• Problem to work on: Return exactly the lines from the one that contains "Transcribe this image's" up to the last line of the listing, and nothing else.
------------
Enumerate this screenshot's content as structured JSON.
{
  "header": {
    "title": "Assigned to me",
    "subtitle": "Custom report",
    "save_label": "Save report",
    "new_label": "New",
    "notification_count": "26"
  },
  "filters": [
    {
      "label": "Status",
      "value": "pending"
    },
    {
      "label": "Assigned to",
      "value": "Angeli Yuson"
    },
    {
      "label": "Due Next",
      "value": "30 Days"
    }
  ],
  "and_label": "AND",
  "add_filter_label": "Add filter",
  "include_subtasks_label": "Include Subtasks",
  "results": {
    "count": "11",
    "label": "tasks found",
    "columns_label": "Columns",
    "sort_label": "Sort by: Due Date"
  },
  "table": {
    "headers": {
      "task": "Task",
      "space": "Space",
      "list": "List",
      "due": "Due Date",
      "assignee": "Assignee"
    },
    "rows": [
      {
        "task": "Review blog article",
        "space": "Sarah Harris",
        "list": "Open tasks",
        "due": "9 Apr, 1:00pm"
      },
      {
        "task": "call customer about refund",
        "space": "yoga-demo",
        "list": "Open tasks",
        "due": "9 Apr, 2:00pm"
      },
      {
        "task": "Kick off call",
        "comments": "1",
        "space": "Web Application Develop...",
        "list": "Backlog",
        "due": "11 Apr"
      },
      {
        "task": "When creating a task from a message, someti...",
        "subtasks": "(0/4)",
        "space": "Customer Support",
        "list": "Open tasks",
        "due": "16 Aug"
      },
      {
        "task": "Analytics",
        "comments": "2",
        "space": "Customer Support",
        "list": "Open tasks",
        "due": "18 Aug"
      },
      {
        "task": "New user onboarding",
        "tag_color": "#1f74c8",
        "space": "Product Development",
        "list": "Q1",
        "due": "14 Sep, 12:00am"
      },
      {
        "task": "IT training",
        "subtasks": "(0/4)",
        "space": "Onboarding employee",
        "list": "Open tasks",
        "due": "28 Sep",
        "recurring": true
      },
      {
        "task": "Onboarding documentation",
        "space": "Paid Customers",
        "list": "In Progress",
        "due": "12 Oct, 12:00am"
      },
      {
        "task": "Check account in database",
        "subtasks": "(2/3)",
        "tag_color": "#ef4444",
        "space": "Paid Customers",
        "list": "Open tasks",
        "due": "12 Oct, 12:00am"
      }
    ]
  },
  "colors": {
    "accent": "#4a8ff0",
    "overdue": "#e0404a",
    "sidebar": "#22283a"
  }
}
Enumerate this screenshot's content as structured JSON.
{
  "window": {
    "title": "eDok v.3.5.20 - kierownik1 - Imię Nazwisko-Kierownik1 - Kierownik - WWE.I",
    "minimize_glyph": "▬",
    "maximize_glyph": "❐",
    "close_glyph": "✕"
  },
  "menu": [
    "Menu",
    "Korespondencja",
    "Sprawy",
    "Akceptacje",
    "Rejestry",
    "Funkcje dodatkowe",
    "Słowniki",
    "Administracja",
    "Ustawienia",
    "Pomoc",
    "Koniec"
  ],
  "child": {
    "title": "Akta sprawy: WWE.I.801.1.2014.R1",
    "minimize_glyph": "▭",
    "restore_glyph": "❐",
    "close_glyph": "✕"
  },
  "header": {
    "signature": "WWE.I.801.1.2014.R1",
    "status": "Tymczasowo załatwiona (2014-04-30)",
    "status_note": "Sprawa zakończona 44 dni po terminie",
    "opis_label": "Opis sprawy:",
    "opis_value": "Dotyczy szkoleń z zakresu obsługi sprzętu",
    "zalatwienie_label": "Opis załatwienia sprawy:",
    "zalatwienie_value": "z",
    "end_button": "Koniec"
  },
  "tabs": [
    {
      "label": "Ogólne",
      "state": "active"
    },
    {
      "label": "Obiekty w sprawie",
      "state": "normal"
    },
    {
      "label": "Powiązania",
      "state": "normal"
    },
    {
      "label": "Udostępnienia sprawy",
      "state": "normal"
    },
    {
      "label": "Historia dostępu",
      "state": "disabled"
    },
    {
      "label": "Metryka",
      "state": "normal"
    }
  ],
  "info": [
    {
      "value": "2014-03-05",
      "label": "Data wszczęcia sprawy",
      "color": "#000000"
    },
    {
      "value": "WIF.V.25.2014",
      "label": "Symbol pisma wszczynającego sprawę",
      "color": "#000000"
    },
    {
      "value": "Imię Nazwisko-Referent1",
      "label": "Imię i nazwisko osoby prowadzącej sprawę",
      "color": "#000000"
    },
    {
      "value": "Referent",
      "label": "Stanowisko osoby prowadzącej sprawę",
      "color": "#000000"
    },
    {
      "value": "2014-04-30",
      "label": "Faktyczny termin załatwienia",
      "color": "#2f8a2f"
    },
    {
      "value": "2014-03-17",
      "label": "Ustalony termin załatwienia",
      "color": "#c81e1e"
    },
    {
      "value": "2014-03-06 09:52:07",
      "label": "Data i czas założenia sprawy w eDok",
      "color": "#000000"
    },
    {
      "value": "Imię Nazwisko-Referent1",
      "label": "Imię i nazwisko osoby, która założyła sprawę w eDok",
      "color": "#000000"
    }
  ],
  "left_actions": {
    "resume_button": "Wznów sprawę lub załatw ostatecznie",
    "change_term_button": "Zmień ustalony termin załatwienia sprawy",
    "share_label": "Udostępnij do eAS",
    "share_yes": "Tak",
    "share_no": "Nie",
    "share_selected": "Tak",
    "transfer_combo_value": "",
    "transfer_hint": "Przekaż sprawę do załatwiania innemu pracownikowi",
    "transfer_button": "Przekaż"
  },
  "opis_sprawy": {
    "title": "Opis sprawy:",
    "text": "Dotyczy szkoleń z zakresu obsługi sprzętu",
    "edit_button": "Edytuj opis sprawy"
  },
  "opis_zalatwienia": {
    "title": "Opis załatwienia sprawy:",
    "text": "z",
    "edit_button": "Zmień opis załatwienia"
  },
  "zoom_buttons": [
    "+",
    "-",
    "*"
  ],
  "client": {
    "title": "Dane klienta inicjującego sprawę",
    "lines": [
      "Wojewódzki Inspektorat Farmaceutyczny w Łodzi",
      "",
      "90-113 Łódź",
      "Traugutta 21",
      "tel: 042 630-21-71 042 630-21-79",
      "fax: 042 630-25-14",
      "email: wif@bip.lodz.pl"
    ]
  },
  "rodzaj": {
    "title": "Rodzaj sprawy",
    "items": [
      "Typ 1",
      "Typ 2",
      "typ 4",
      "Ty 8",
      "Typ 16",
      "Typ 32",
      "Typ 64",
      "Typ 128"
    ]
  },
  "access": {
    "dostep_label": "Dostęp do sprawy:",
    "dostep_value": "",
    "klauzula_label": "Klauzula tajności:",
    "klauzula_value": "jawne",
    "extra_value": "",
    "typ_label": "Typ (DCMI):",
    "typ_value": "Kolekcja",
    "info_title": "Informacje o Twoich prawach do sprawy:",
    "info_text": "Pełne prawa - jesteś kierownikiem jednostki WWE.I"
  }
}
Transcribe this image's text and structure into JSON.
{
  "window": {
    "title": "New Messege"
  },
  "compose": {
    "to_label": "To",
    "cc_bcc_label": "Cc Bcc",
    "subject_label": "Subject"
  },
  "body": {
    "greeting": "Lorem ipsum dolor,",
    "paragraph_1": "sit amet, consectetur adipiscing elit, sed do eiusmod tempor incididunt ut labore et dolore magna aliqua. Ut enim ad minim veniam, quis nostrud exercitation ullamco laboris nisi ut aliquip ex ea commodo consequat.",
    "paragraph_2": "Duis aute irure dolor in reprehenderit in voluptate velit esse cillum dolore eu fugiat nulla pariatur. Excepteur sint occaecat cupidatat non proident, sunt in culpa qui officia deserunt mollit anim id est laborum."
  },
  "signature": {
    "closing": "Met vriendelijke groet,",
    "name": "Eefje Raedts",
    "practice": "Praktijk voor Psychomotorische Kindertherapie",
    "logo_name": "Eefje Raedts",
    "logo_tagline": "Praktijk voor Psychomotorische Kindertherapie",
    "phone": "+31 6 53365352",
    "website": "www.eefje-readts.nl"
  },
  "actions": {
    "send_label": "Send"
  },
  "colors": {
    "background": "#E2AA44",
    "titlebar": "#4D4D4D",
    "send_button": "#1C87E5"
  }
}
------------
• Solution for this problem:
Transcribe this image's text and structure into JSON.
{
  "window": {
    "title": "New Messege"
  },
  "compose": {
    "to_label": "To",
    "cc_bcc_label": "Cc Bcc",
    "subject_label": "Subject"
  },
  "body": {
    "greeting": "Lorem ipsum dolor,",
    "paragraph_1": "sit amet, consectetur adipiscing elit, sed do eiusmod tempor incididunt ut labore et dolore magna aliqua. Ut enim ad minim veniam, quis nostrud exercitation ullamco laboris nisi ut aliquip ex ea commodo consequat.",
    "paragraph_2": "Duis aute irure dolor in reprehenderit in voluptate velit esse cillum dolore eu fugiat nulla pariatur. Excepteur sint occaecat cupidatat non proident, sunt in culpa qui officia deserunt mollit anim id est laborum."
  },
  "signature": {
    "closing": "Met vriendelijke groet,",
    "name": "Eefje Raedts",
    "practice": "Praktijk voor Psychomotorische Kindertherapie",
    "logo_name": "Eefje Raedts",
    "logo_tagline": "Praktijk voor Psychomotorische Kindertherapie",
    "phone": "+31 6 53365352",
    "website": "www.eefje-readts.nl"
  },
  "actions": {
    "send_label": "Send"
  },
  "colors": {
    "background": "#E2AA44",
    "titlebar": "#4D4D4D",
    "send_button": "#1C87E5"
  }
}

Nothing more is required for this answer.